You only need two steps to learn how to grow poinsettia plants from cuttings. Seeing a poinsettia plant is a nostalgic reminder of holidays, but did you know that these plants can rebloom the following winter and bloom each year? With this in mind, learning how to propagate them from cuttings will let you have more plants that are exact copies of your favorites.
More so, poinsettias are very rewarding as long as you take care of them properly. After all, the length of their service depends on managing them, which includes being consistent from propagation to the end of the season. You can use the greenhouse to house them and adjust to ideal conditions to create healthy parent plants or grow the cuttings themselves.
Easy Guide On How To Grow Poinsettia Plants From Cuttings
Before you start growing poinsettia plants from cuttings, New Mexico State University mentioned a critical consideration for gardeners. You will need to check if your plant has a patent and if so, remember that it’s illegal to propagate them. Once you’re sure that your plant is not patent-protected, you can safely gather cuttings and grow new plants.
Step #1. Taking cuttings
The best time to start propagating poinsettia cuttings is in summer when the plant begins producing new shoots. These new shoots at the base are excellent for propagation, but wait until they are around 5 inches long. More so, your parent plant should be healthy and stress-free, and the stems themselves have no signs of infections and damages.
You can prepare the parent poinsettia plant by cutting back the stems after the flowers fade. This will help new branches to develop as the old ones are not useful for propagation. Place the plant in a bright and warm location, and ensure moisture.
Use a sharp and sterilized pruning shear to take a 4-inch stem from the base. Ideally, you want the cutting to have some leaves at the tip. Much like with other plant cuttings, you want to remove the leaves at the base, so the node is exposed, and then dip the cutting’s end in rooting hormone to help with establishment.
Step #2. Planting
As mentioned earlier, poinsettias might appreciate the benefits of using a greenhouse. Their ideal zones are 9 to 11, but growing them indoors will protect them from harsh cold conditions. Additionally, growing poinsettia from cuttings would be easier if they are in a location that is warm and bright, and this is easy to achieve in the greenhouse.
Before taking the cuttings, it’s best to prepare the containers with the medium for the process to be continuous. You can use a moist mix of sand and perlite in a plastic pot and press a cutting inside. The bottom should have ⅓ of it buried, and stabilize it upright with the medium.
To help maintain moisture, you can cover the pot with a clear plastic bag that shouldn’t contact the plant. However, make sure to check still and mist the cuttings daily to help them root. If there is resistance at the base within three weeks, you can remove the cover and transplant in potting soil.
Use the greenhouse to provide a slightly humid yet bright environment for the transplants and continue watering them. You can then plant poinsettias in fall in a moist bed with medium shade. However, remember to transfer them indoors when the temperature is freezing.
Caring For Poinsettia Plants
What makes it possible to have poinsettias blooming for extended periods is proper care.
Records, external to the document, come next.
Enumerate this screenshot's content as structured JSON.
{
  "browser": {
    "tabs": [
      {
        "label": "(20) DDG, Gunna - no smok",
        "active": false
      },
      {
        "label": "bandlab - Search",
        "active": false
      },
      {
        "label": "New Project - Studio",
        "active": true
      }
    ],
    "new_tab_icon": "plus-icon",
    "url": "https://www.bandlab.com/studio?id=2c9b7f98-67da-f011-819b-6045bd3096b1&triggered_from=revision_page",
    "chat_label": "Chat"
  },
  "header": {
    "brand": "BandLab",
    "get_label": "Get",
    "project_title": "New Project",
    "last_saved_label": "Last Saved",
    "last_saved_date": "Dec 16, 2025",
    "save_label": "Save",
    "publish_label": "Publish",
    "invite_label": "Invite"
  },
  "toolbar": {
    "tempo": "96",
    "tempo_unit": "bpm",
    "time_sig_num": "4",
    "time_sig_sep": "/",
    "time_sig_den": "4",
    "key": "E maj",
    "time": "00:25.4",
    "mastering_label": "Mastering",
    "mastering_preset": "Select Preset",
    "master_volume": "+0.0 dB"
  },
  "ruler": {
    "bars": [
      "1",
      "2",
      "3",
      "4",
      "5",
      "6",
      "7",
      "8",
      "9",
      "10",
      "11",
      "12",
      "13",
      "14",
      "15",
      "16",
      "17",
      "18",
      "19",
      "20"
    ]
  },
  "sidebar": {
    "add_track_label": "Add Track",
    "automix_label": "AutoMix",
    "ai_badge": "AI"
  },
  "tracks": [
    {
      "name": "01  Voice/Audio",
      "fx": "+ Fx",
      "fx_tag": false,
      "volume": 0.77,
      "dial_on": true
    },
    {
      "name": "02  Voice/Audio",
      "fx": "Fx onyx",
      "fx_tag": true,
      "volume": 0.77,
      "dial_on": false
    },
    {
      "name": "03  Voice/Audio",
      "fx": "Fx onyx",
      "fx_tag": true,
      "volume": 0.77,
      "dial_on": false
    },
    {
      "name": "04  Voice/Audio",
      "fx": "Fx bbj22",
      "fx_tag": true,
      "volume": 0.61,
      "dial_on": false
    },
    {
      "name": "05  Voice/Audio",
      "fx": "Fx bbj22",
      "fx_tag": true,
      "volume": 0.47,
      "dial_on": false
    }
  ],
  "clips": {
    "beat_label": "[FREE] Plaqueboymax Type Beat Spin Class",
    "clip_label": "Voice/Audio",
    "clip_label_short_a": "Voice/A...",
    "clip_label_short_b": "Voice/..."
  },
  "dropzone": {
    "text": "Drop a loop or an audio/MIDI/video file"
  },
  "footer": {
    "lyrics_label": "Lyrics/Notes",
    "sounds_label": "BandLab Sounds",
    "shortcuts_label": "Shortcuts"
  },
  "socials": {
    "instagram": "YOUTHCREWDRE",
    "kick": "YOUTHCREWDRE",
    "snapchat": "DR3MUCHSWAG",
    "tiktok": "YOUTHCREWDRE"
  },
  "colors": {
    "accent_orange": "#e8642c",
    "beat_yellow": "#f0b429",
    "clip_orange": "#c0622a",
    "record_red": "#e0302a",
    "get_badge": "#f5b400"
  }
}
You might be impressed with these plants that will remain colorful until March, given that the environment isn’t extreme. You can protect the poinsettias from freezing temperatures using a greenhouse, which is a good option for those in frigid regions.
The ideal environment for these plants is somewhere that doesn’t receive chilly air or drafts but has slightly humid air. They’ll grow stronger with light, but be wary not to expose them in direct sunlight. More so, maintain moisture and drainage on its medium and fertilize monthly during the active growing season.
What are the common problems in growing poinsettias? Always be on the lookout for pests, including spider mites and thrips, especially in the greenhouse. With proper monitoring, you can address them quickly and prevent spread.
If you have to use pesticides, Michigan State University has chemical recommendations safe for poinsettias. The other potential problems in poinsettias such as bacterial soft rot, powdery mildew, and botrytis blight are also easily preventable with management practices. If they indeed arise, you can adjust the environment’s conditions and do the specific treatment for the disease.
Holiday or not, the showy personalities of poinsettias will surely make your garden lively. If you know how to grow poinsettia plants from cuttings, you can easily create more clones of your favorites. As long as your plant has no patent, this simple propagation method will surely get you in the holiday spirit.
Start by choosing a healthy parent plant and cut new stems. Remove all the lower leaves and dip the cutting in the rooting hormone before planting in a moist medium. You can cover the pot with a plastic bag to maintain humidity and let them establish themselves in the greenhouse.
And voila! With proper care of your poinsettia plants, you can enjoy them for different holidays, not limited to Christmas.